Canadian Blood Services is encouraging district residents to give the “gift of life” here today and tomorrow during its fall blood donor clinic.
The two-day clinic, being held at Fort Frances High School, runs today (Sept. 10) until 8:30 p.m. and again tomorrow (Sept. 11) from noon-3 p.m. and 5-8:30 p.m.
CBS spokesperson Harvey Heather said Monday there’s a definite need for blood donations at this time of year.
“Although we’ve exceeded our collections since the beginning of April by 5,400 units across the country, we’re still about 4,000 short of what the hospitals are ordering,” he warned.
“This shows the hospitals are ordering more, and that we’re needing more units of blood in the summer coming into the fall.”
“Shortly after a long weekend, it’s always a concern to build up our inventory again to make sure that blood is there for all the patients in need,” Heather stressed. “So we certainly are hoping for a really good turnout in Fort Frances.”
Heather said CBS is looking for about 370 donors over the two days in hopes of yielding at least 280 units of blood.
Last fall’s blood donor clinic here saw 412 donors over the two days, who donated 345 units—43 above the quota.

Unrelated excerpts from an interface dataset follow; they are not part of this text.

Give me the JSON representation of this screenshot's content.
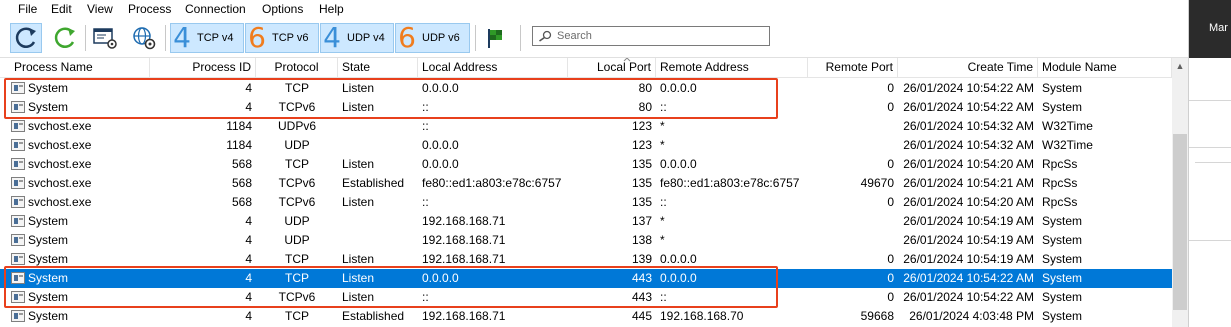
{
  "menu": [
    "File",
    "Edit",
    "View",
    "Process",
    "Connection",
    "Options",
    "Help"
  ],
  "toolbar": {
    "protocols": [
      {
        "num": "4",
        "label": "TCP v4",
        "color": "#3a8fd8"
      },
      {
        "num": "6",
        "label": "TCP v6",
        "color": "#f07c1d"
      },
      {
        "num": "4",
        "label": "UDP v4",
        "color": "#3a8fd8"
      },
      {
        "num": "6",
        "label": "UDP v6",
        "color": "#f07c1d"
      }
    ],
    "search_placeholder": "Search"
  },
  "columns": [
    "Process Name",
    "Process ID",
    "Protocol",
    "State",
    "Local Address",
    "Local Port",
    "Remote Address",
    "Remote Port",
    "Create Time",
    "Module Name"
  ],
  "rows": [
    [
      "System",
      "4",
      "TCP",
      "Listen",
      "0.0.0.0",
      "80",
      "0.0.0.0",
      "0",
      "26/01/2024 10:54:22 AM",
      "System"
    ],
    [
      "System",
      "4",
      "TCPv6",
      "Listen",
      "::",
      "80",
      "::",
      "0",
      "26/01/2024 10:54:22 AM",
      "System"
    ],
    [
      "svchost.exe",
      "1184",
      "UDPv6",
      "",
      "::",
      "123",
      "*",
      "",
      "26/01/2024 10:54:32 AM",
      "W32Time"
    ],
    [
      "svchost.exe",
      "1184",
      "UDP",
      "",
      "0.0.0.0",
      "123",
      "*",
      "",
      "26/01/2024 10:54:32 AM",
      "W32Time"
    ],
    [
      "svchost.exe",
      "568",
      "TCP",
      "Listen",
      "0.0.0.0",
      "135",
      "0.0.0.0",
      "0",
      "26/01/2024 10:54:20 AM",
      "RpcSs"
    ],
    [
      "svchost.exe",
      "568",
      "TCPv6",
      "Established",
      "fe80::ed1:a803:e78c:6757",
      "135",
      "fe80::ed1:a803:e78c:6757",
      "49670",
      "26/01/2024 10:54:21 AM",
      "RpcSs"
    ],
    [
      "svchost.exe",
      "568",
      "TCPv6",
      "Listen",
      "::",
      "135",
      "::",
      "0",
      "26/01/2024 10:54:20 AM",
      "RpcSs"
    ],
    [
      "System",
      "4",
      "UDP",
      "",
      "192.168.168.71",
      "137",
      "*",
      "",
      "26/01/2024 10:54:19 AM",
      "System"
    ],
    [
      "System",
      "4",
      "UDP",
      "",
      "192.168.168.71",
      "138",
      "*",
      "",
      "26/01/2024 10:54:19 AM",
      "System"
    ],
    [
      "System",
      "4",
      "TCP",
      "Listen",
      "192.168.168.71",
      "139",
      "0.0.0.0",
      "0",
      "26/01/2024 10:54:19 AM",
      "System"
    ],
    [
      "System",
      "4",
      "TCP",
      "Listen",
      "0.0.0.0",
      "443",
      "0.0.0.0",
      "0",
      "26/01/2024 10:54:22 AM",
      "System"
    ],
    [
      "System",
      "4",
      "TCPv6",
      "Listen",
      "::",
      "443",
      "::",
      "0",
      "26/01/2024 10:54:22 AM",
      "System"
    ],
    [
      "System",
      "4",
      "TCP",
      "Established",
      "192.168.168.71",
      "445",
      "192.168.168.70",
      "59668",
      "26/01/2024 4:03:48 PM",
      "System"
    ]
  ],
  "selected_row": 10,
  "right_panel_text": "Mar",
  "colors": {
    "selection": "#0078d7",
    "highlight_box": "#e8401c",
    "toolbar_pressed": "#cde8ff"
  }
}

Meanwhile, the spring blood clinic here back in April saw a total of 411 district residents donating 362 units of blood, which was well above the two-day goal of 380 donors (300 units of blood).
Heather said it’s not too late to make an appointment to give blood at the fall clinic. Just call 1-888-2DONATE.
CBS also will try to accommodate walk-ins, but making an appointment beforehand is preferred. Those who make appointments also are encouraged to call and cancel if they can’t make it, or send someone else to give blood in their time slot.
“Close to 90-100 donors may not come in for their appointments, which is a concern for us.,” he admitted. “All we ask is if somebody is not able to make their appointment, find someone else to come in their place, or if they have to, call our number and let us know and hopefully open up that spot for other donors.
“We certainly do count on people, if they do make appointments, to honour that if they can,” he stressed.
CBS is a national, not-for-profit charitable organization that manages the blood supply in all provinces and territories outside of Quebec, as well as oversees the Unrelated Bone Marrow Donor Registry.
On average, about 1,200 units per week are needed to meet the demand for blood, with CBS trying to keep enough on hand to supply each of the hospitals for four days. One unit (donation) of blood can benefit up to three patients.
Given people are living longer these days, more blood is needed for surgical and transplant procedures. The need for blood is rising an average of two percent each year.
More than 90,000 new donors will be needed this year to meet the rising demand for blood and blood products.